Is Learning PHP Worth It?

You’re curious and you want to take this opportunity to become a web developer, or perhaps work with website building teams. You’re asking this question because you’re concerned of its future. You want to learn a programming language that’s going to be future-proof. Programming languages or to be more accurate for PHP, scripting languages come and go. Some of them stole the limelight while others only lasted a few moments of fame. Unfortunately, there are even others that weren’t able to stir the attention of developers and simply got ignored or in other words, they come and go without even being noticed. But I can say that PHP will last and stay here for a while. For you who don’t like to read a long post, TL;DR PHP is worth learning and mastering this language will take you far and make you famous (if you became a guru) for decades to come, well as of 2014.

What Makes You Think PHP is Worth Learning?

There are dozens of reasons to explain and defend my argument. Ask people in forums, you’ll get 80% yes. Ask people in reddit.com, you’ll get the same answer. Do your research and see how many websites uses WordPress, Magento and Drupal as their CMS. Take a look at the statistics of PHP usage over the web. Still not convinced? What should I do to convince you? Is statistics not enough? Fine, let me explain it myself.

PHP as an Scripting Language

The primary use of PHP is for server-side scripting. It can handle form data, set cookies, interact with a database, and “talk” to other services using hundreds of protocols. It also enables you to create a powerful, fast and dynamic websites that is secured, robust and efficient. With PHP, you can alter a webpage, drop some JavaScript or create a custom CSS.

In addition to that, most of the popular open-source e-commerce platforms use PHP and very few have been breached. WordPress is entirely built using PHP and MySQL combo and they’ve been strong and running for years. They even earned the reputation for being the most used open-source CMS on the web.

Though PHP has its own flaws, its developers and the community is continually working to make it more robust. The upcoming release, PHP 7 (as of November 2014) promises up to 100% increase in performance as well as a number of bug fixes.

PHP as a Source of Income

While there is a couple of new server side scripting languages like Ruby on Rails and Java as well as the good old ASP.NET, PHP remains to be used by over 75% of websites online. Therefore, as a PHP expert, you can easily find freelancing jobs; you can even land a permanent job on a web development firm. Being a PHP expert, you can easily find gigs online. Though you might also want to learn Java because it’s an all-purpose, all platform programming language. And no, I’m not advertising it, I’m a huge PHP fan.

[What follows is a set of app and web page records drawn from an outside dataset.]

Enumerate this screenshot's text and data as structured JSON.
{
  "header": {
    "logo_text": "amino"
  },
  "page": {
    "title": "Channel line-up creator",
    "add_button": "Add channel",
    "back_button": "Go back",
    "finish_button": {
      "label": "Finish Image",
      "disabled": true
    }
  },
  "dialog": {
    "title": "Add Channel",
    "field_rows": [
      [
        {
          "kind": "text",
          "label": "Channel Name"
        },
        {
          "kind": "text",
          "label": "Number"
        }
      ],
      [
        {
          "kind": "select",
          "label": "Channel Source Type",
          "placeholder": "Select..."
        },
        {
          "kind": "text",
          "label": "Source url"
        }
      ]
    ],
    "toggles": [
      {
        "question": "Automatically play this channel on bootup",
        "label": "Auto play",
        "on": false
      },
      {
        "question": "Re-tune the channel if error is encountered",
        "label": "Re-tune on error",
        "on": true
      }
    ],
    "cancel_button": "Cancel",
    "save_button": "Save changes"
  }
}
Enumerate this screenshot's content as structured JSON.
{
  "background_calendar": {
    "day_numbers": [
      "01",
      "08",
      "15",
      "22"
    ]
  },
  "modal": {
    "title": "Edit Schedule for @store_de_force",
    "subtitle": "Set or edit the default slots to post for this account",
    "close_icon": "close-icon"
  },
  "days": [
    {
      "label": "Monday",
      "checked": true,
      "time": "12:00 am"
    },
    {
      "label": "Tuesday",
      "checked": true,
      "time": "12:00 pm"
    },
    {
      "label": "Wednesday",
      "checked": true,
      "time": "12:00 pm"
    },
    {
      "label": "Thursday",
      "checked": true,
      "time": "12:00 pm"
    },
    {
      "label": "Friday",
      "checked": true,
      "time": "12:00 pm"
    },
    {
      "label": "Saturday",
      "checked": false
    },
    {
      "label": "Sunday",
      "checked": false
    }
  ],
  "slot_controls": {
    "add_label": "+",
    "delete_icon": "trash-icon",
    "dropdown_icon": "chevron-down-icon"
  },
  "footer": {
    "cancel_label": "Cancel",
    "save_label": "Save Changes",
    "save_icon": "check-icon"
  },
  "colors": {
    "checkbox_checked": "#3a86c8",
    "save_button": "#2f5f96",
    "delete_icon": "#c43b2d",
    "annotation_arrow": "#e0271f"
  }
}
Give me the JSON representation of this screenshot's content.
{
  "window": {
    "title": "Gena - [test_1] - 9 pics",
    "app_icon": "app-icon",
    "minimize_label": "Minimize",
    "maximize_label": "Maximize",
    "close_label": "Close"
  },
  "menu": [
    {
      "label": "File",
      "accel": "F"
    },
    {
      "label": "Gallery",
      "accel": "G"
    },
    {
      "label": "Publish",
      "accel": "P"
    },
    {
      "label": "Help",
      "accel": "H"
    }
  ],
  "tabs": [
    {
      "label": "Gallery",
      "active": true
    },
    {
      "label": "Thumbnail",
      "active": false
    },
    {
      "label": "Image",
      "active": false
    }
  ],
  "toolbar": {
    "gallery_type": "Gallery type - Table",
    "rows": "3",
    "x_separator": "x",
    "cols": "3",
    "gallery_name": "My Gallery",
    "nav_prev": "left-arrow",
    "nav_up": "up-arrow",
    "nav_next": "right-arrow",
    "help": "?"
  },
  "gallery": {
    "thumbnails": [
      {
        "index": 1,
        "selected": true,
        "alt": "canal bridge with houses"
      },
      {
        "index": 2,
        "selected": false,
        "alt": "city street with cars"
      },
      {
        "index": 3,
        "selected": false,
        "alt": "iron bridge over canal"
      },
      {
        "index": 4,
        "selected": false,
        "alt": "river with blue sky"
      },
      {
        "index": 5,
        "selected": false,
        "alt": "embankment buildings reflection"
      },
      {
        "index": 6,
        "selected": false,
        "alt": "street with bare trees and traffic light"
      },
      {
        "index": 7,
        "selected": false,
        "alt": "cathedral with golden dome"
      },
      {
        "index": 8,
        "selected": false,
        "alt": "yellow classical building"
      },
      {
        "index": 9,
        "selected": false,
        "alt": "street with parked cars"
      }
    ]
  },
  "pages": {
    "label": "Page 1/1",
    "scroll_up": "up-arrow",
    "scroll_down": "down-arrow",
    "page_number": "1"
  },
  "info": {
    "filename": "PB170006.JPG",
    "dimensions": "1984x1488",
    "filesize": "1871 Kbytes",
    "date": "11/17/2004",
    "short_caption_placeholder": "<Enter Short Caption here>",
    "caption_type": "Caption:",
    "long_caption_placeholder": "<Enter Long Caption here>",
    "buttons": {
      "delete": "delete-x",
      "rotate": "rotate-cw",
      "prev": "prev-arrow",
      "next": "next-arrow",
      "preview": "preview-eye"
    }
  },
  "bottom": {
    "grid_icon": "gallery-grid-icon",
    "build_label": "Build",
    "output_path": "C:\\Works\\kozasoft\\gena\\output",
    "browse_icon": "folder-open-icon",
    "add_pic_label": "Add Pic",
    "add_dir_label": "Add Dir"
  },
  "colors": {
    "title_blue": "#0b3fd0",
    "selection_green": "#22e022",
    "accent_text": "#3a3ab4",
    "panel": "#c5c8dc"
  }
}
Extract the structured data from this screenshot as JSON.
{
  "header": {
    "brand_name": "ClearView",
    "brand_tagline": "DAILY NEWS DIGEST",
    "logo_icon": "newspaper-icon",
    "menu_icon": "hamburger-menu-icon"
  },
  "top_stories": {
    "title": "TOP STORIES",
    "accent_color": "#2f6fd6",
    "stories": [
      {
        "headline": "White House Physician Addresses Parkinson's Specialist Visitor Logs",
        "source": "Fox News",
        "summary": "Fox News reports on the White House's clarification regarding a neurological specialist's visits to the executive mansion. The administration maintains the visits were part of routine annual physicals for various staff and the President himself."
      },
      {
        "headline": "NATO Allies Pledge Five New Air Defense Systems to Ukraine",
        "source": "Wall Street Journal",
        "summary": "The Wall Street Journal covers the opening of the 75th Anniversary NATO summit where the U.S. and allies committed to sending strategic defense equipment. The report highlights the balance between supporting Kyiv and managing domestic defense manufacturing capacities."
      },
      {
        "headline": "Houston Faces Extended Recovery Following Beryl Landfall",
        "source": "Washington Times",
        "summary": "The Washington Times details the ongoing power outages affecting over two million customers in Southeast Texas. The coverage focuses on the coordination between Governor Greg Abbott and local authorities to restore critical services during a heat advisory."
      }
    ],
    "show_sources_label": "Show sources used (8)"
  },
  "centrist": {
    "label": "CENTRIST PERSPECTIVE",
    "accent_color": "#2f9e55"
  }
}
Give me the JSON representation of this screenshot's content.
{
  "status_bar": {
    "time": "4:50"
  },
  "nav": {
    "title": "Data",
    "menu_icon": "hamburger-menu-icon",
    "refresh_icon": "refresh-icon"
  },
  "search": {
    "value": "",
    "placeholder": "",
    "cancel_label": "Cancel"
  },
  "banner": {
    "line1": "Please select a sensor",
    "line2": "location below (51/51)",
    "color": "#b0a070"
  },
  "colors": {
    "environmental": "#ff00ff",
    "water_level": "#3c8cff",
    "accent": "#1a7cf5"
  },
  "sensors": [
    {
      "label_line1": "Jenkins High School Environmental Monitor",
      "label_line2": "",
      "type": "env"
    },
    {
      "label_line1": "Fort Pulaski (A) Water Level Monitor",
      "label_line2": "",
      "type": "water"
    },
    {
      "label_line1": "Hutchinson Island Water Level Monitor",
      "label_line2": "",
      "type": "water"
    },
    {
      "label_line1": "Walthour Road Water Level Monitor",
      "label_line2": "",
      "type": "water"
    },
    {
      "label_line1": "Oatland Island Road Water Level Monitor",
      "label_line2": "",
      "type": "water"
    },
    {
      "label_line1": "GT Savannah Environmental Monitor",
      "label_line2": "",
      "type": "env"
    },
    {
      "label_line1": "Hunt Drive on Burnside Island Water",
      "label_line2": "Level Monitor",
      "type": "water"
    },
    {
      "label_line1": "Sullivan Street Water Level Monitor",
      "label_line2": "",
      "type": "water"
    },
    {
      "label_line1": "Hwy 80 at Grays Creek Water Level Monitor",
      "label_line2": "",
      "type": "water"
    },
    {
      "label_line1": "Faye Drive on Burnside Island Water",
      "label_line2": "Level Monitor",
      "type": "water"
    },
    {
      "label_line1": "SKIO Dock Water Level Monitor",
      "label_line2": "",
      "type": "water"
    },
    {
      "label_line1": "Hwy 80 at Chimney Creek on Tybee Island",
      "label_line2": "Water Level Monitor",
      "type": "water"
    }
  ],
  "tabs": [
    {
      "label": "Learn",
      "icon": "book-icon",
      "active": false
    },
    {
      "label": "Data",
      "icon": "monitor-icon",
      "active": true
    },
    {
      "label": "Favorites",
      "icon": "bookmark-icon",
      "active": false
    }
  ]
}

What is PHP?

PHP actually means PHP: Hypertext Preprocessor. It’s a recursive acronym. It’s a server-side scripting language created by Rasmus Lerdorf in 1994. This is the language you want to learn and use if you primarily want to develop web applications and web frameworks. A notable platform using PHP is WordPress, combining it with HTML, CSS and JavaScript; it was able to produce a web application that allows end users to create and establish their own website or online presence with minimal to no coding knowledge at all.

If you are an aspiring web developer, beside HTML, CSS and JavaScript as your basic knowledge, you are required to have a solid understanding of server-side scripting. However, unlike the three we mentioned, server-side scripting comes in different flavors. What do I mean with that? I mean there’s more to choose from, unlike for web design where there is a specific standard language that you need to learn. When it comes to web development and server side scripting, you can choose different languages. There are Java, PHP and Ruby among others. But the most popular is PHP.

Uses of PHP

PHP has a lot of uses and it can also be used as a general-purpose programming language. However, it’s most widely used for server-side scripting.

Server-side scripting is the most traditional use of PHP and it’s primarily designed with that in mind. All you need to make PHP work is the PHP parser, which can be a CGI or server module, a web server and a web browser. If you’re an aspiring web developer, you must know that there are several ways of setting up a local server in your home PC. Some possible solutions that you can find online are the LAMP, WAMP and XAMPP stacks. These solutions comes packages with apache, MySQL and PHP.

PHP can also be used for command line scripting. That means all you need is the PHP parser, nothing more. You can easily use this side of PHP for executing cron tasks on Linux and schedule tasks for Windows. It can also be used for simple text processing.

The least and probably the rarest use of PHP are writing desktop applications. Though PHP is mostly used for the web, it can also be used as a general-purpose programming language. That means you can write desktop application using PHP, that is, if you’re a true master and you know how to use all of the advanced features of the programming language. However, you use a separate version of PHP for writing desktop apps and that’s called PHP-GTK. This is an extension to PHP and it’s not available in the main distribution. They have their own website, separate from php.net and if you want to write desktop apps, you should go there.

In addition to that, PHP is also capable of talking to other services through the use of protocols like LDAP, IMAP, SNMP, NNTP, POP3, HTTP, COM (for windows) and tons of others. It will also allow you to open raw network sockets and interact with any other protocol. Pretty diverse, eh?